- A feature on T. Payton, a newspaper subscription seller and reporter for the Cheyenne Daily Leader who gained some fame after accompanying a posse that set out after the outlaws of the Wilcox Train Robbery. He was later committed to the Wyoming Insane Asylum where he wrote a series of articles entitled, “Cruel Treatment,” and championed reform in mental health facilities.
- A feature on Bill Nye, founder of the Laramie Boomerang which was named after his mule. Nye was a humorist whose joy was bursting bubbles of those who exaggerated claims of the West and particularly Laramie when they would write, inaccurately, about the beauty or wondrousness of the area without mentioning the harshness. Nye was later hired as a columnist for Joseph Pulitzer’s New York World.
- A feature on Merris Barlow and Bill Barlow’s Budget. The newspaper which began under the facade of impartiality but was rife with political and social commentary and comedy.
- A feature on Asa Mercer who openly opposed the Johnson County Wars despite his close ties with many involved.
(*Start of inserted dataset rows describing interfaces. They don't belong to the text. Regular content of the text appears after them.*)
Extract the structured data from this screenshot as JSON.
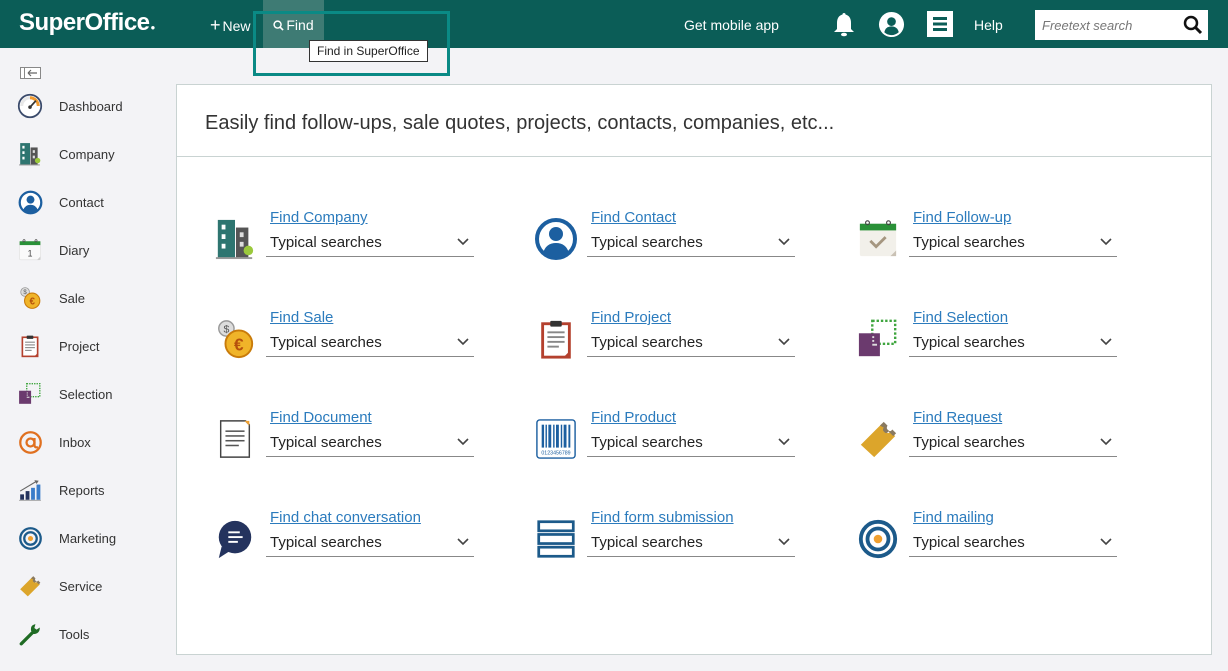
{
  "app": {
    "logo": "SuperOffice",
    "brand_color": "#0b5d57"
  },
  "topbar": {
    "new_label": "New",
    "find_label": "Find",
    "find_tooltip": "Find in SuperOffice",
    "mobile_app_label": "Get mobile app",
    "help_label": "Help",
    "search_placeholder": "Freetext search",
    "search_value": "",
    "icons": [
      "plus-icon",
      "search-icon",
      "bell-icon",
      "user-icon",
      "menu-icon",
      "search-icon"
    ]
  },
  "sidebar": {
    "collapse_icon": "collapse-sidebar-icon",
    "items": [
      {
        "label": "Dashboard",
        "icon": "dashboard-icon"
      },
      {
        "label": "Company",
        "icon": "company-icon"
      },
      {
        "label": "Contact",
        "icon": "contact-icon"
      },
      {
        "label": "Diary",
        "icon": "diary-icon"
      },
      {
        "label": "Sale",
        "icon": "sale-icon"
      },
      {
        "label": "Project",
        "icon": "project-icon"
      },
      {
        "label": "Selection",
        "icon": "selection-icon"
      },
      {
        "label": "Inbox",
        "icon": "inbox-icon"
      },
      {
        "label": "Reports",
        "icon": "reports-icon"
      },
      {
        "label": "Marketing",
        "icon": "marketing-icon"
      },
      {
        "label": "Service",
        "icon": "service-icon"
      },
      {
        "label": "Tools",
        "icon": "tools-icon"
      }
    ]
  },
  "main": {
    "heading": "Easily find follow-ups, sale quotes, projects, contacts, companies, etc...",
    "finders": [
      {
        "link": "Find Company",
        "dropdown": "Typical searches",
        "icon": "company-icon"
      },
      {
        "link": "Find Contact",
        "dropdown": "Typical searches",
        "icon": "contact-icon"
      },
      {
        "link": "Find Follow-up",
        "dropdown": "Typical searches",
        "icon": "follow-up-icon"
      },
      {
        "link": "Find Sale",
        "dropdown": "Typical searches",
        "icon": "sale-icon"
      },
      {
        "link": "Find Project",
        "dropdown": "Typical searches",
        "icon": "project-icon"
      },
      {
        "link": "Find Selection",
        "dropdown": "Typical searches",
        "icon": "selection-icon"
      },
      {
        "link": "Find Document",
        "dropdown": "Typical searches",
        "icon": "document-icon"
      },
      {
        "link": "Find Product",
        "dropdown": "Typical searches",
        "icon": "product-barcode-icon"
      },
      {
        "link": "Find Request",
        "dropdown": "Typical searches",
        "icon": "request-ticket-icon"
      },
      {
        "link": "Find chat conversation",
        "dropdown": "Typical searches",
        "icon": "chat-icon"
      },
      {
        "link": "Find form submission",
        "dropdown": "Typical searches",
        "icon": "form-icon"
      },
      {
        "link": "Find mailing",
        "dropdown": "Typical searches",
        "icon": "mailing-target-icon"
      }
    ]
  }
}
Mercer published stories detailing conflict and a book on the cattle wars that is still regarded as the authority on the subject “despite the occasional error and bias.”
JOURNALISM AND DEMOCRACY IN THE EQUALITY STATE TODAY (WyoFile)
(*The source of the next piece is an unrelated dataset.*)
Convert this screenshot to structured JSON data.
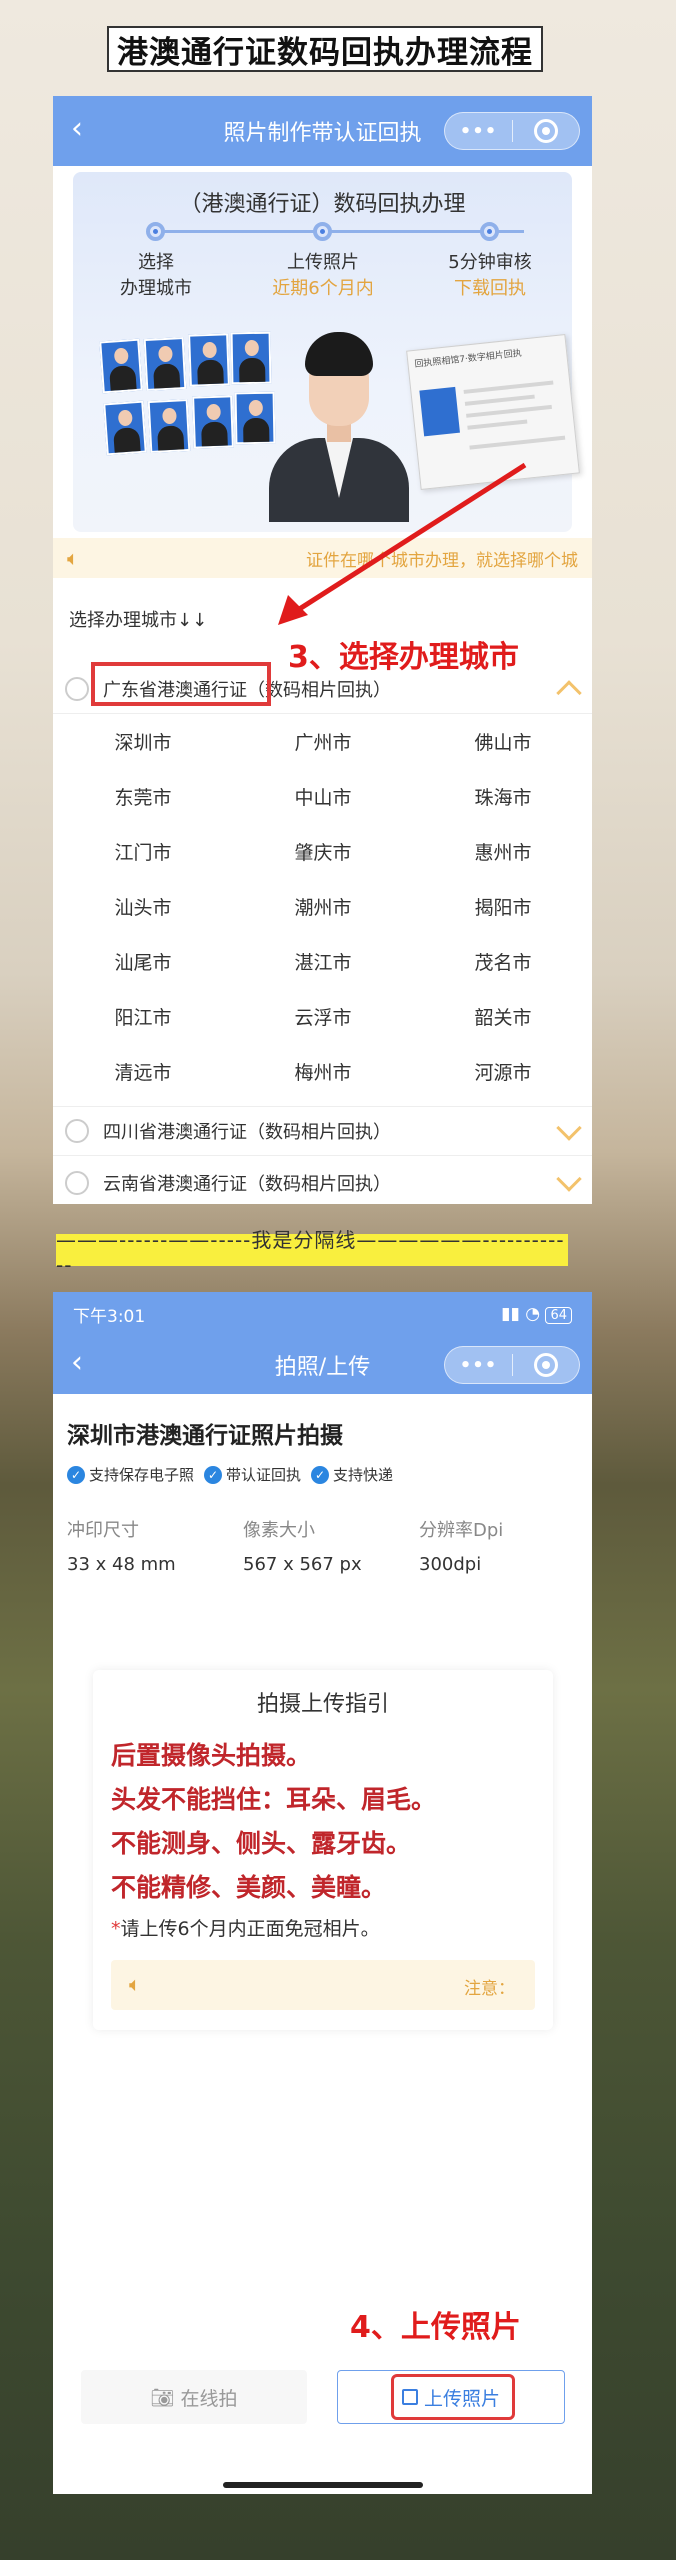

In partnership with WyoFile, an independent, nonprofit news service focused on the people, places, and policies of Wyoming and the state’s sole outlet for online long-form journalism, the council commissioned six articles published throughout 2016 (beginning April 2016) that connected past Pulitzer Prize-winning material about equality and/or civil rights with equality issues faced in Wyoming today. In collaboration with the Wyoming Press Association, the council made these articles available to the state’s print and online newspapers.
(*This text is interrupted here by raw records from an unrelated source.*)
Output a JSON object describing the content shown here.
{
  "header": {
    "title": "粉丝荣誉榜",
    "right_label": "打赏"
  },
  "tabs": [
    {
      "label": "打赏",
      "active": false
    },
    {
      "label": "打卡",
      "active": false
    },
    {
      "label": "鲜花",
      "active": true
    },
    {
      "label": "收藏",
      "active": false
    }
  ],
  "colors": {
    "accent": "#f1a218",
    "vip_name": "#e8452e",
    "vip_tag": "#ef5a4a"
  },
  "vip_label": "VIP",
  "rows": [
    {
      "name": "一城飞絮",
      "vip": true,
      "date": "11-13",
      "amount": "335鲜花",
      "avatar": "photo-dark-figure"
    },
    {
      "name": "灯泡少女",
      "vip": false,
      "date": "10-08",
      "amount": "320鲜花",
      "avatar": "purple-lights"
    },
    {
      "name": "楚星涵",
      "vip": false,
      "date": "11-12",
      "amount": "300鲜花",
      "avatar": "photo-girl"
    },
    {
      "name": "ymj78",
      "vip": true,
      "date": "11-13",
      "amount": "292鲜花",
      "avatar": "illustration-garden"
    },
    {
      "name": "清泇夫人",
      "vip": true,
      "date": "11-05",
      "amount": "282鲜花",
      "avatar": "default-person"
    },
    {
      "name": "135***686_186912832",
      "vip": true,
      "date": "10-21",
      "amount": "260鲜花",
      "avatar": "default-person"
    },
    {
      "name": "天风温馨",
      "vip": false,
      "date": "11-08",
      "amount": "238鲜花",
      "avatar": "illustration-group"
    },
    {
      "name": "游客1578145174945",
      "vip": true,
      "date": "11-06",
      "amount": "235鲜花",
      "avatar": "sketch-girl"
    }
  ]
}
WyoFile published the following stories in a dedicated section of their website:
- A two-part feature on the use of newspapers as public access tools following the lawsuit filed by a local paper and parent company over the switch of public meeting notifications from newspapers to local ad sheets.
- A two-part feature on the status of marijuana in Wyoming that investigated the discrepancy between public opinion and state law in light of 2016 legislative action around the country.
- A feature on the amendments to Wyoming’s Sunshine Laws which would allow for fees to be charged for access to public records.
- A two-part feature looking into the state’s worker compensation program and ballooning investment in light of claims alleging unfair denials and unfair compensation.
- A feature highlighting a Wyoming resident who was granted early release as a non-violent drug offender under an Obama administration initiative.
JOURNALISM IN THE EQUALITY STATE – WHERE ARE WE GOING? (Wyoming Press Association)
The council hosted and video-recorded a panel discussion about the past, present, and future of journalism at the Wyoming Press Association Winter Convention.
WEBSITE: REPORTING ON EQUALITY IN THE EQUALITY STATE: WYOMING’S JOURNALISTIC PAST, PRESENT, AND FUTURE
A page on the Wyoming Humanities Council’s website is now dedicated to explaining the Pulitzer Prize Centennial Campfires initiative and linking the articles and materials from “Equality in the Equality State” initiative and will remain live as long as the commissioned articles are available. Should the stories become unavailable at either original site, Wyoming Humanities Council will continue their publication on the council’s website.
Additionally, the council published a story addressing the late-2016 phenomena of “fake news” and highlighted the importance of truth and fact-based narrative along with reliable news sources while pointing back to the Campfires Initiative work of the year.
- Wyoming Press Association
- WyoHistory.org by the Wyoming Historical Society
To go back to the Pulitzer Prize Centennial Campfires spotlight page and overview of all council campfires programs, please click the purple button at the end of the article.